> _Work to complete_:
In the records below, find the line containing "Convert this screenshot", then print it and every following line exactly, through the last, without pictures.

> _Records_:
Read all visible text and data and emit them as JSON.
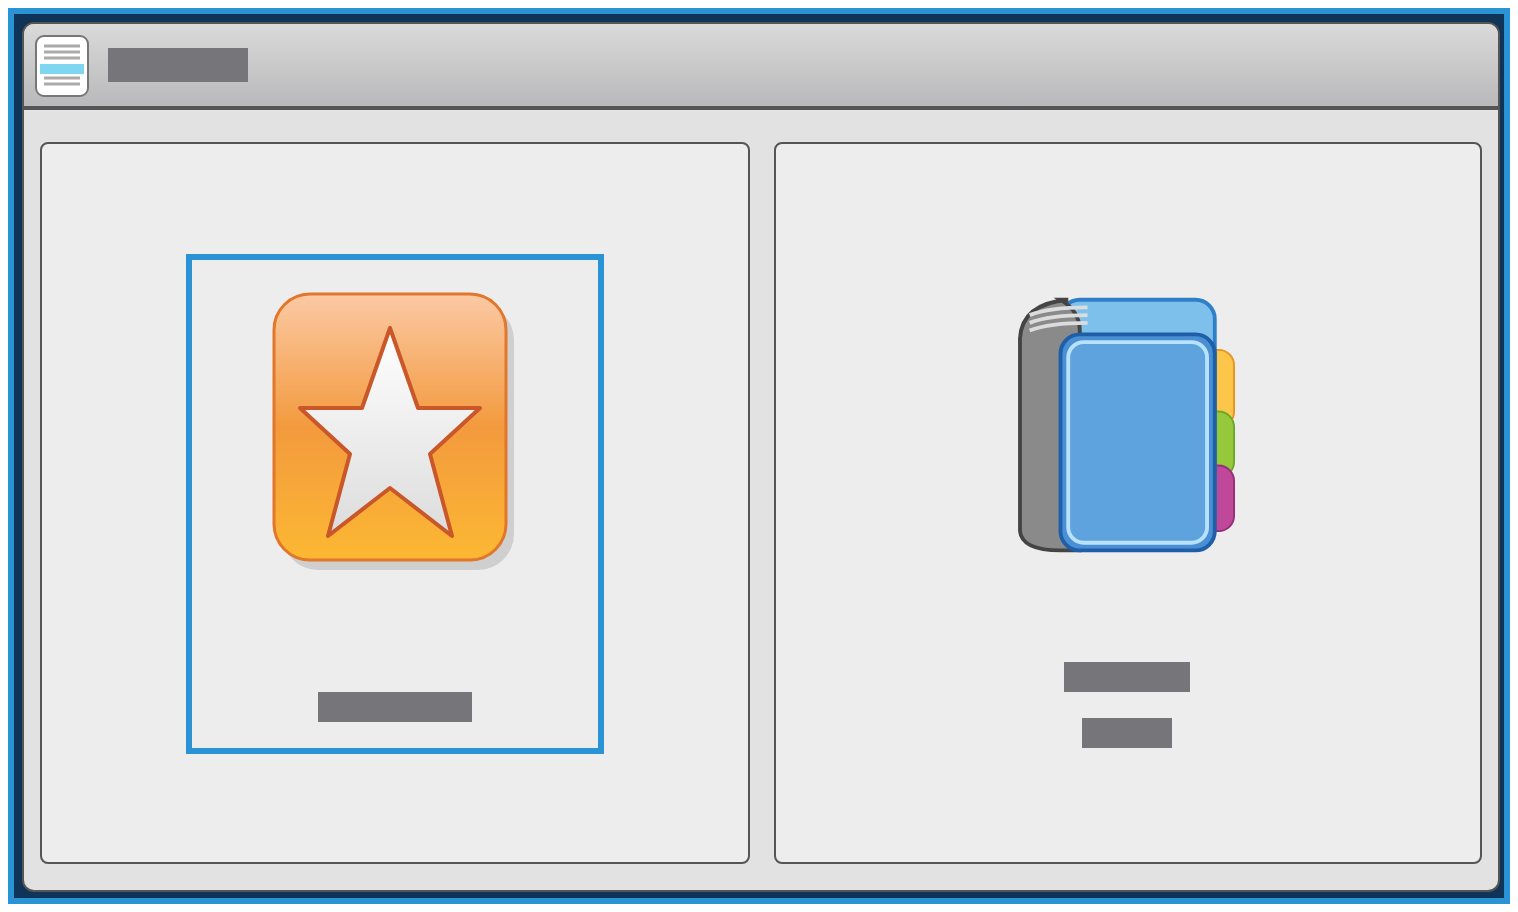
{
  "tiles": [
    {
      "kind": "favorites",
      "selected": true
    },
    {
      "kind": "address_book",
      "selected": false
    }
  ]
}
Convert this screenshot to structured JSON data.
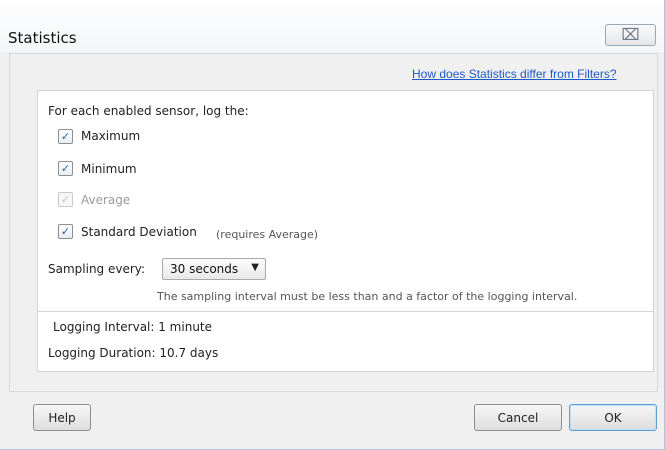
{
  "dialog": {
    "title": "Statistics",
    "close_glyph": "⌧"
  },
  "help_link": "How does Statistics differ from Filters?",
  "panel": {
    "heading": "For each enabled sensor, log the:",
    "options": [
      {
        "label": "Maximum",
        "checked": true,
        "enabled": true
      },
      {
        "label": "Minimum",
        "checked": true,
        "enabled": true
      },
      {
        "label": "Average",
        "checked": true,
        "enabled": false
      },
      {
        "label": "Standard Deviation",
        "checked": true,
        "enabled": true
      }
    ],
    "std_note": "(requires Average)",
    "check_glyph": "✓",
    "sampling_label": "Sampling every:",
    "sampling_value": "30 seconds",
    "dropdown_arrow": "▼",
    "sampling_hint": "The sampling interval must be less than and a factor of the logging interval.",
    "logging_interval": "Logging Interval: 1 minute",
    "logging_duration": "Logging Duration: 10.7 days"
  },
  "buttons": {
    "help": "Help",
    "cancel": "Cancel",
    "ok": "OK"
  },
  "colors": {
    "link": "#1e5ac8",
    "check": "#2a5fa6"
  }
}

> _Problem solution_:
Convert this screenshot to structured JSON data.
{
  "dialog": {
    "title": "Statistics",
    "close_glyph": "⌧"
  },
  "help_link": "How does Statistics differ from Filters?",
  "panel": {
    "heading": "For each enabled sensor, log the:",
    "options": [
      {
        "label": "Maximum",
        "checked": true,
        "enabled": true
      },
      {
        "label": "Minimum",
        "checked": true,
        "enabled": true
      },
      {
        "label": "Average",
        "checked": true,
        "enabled": false
      },
      {
        "label": "Standard Deviation",
        "checked": true,
        "enabled": true
      }
    ],
    "std_note": "(requires Average)",
    "check_glyph": "✓",
    "sampling_label": "Sampling every:",
    "sampling_value": "30 seconds",
    "dropdown_arrow": "▼",
    "sampling_hint": "The sampling interval must be less than and a factor of the logging interval.",
    "logging_interval": "Logging Interval: 1 minute",
    "logging_duration": "Logging Duration: 10.7 days"
  },
  "buttons": {
    "help": "Help",
    "cancel": "Cancel",
    "ok": "OK"
  },
  "colors": {
    "link": "#1e5ac8",
    "check": "#2a5fa6"
  }
}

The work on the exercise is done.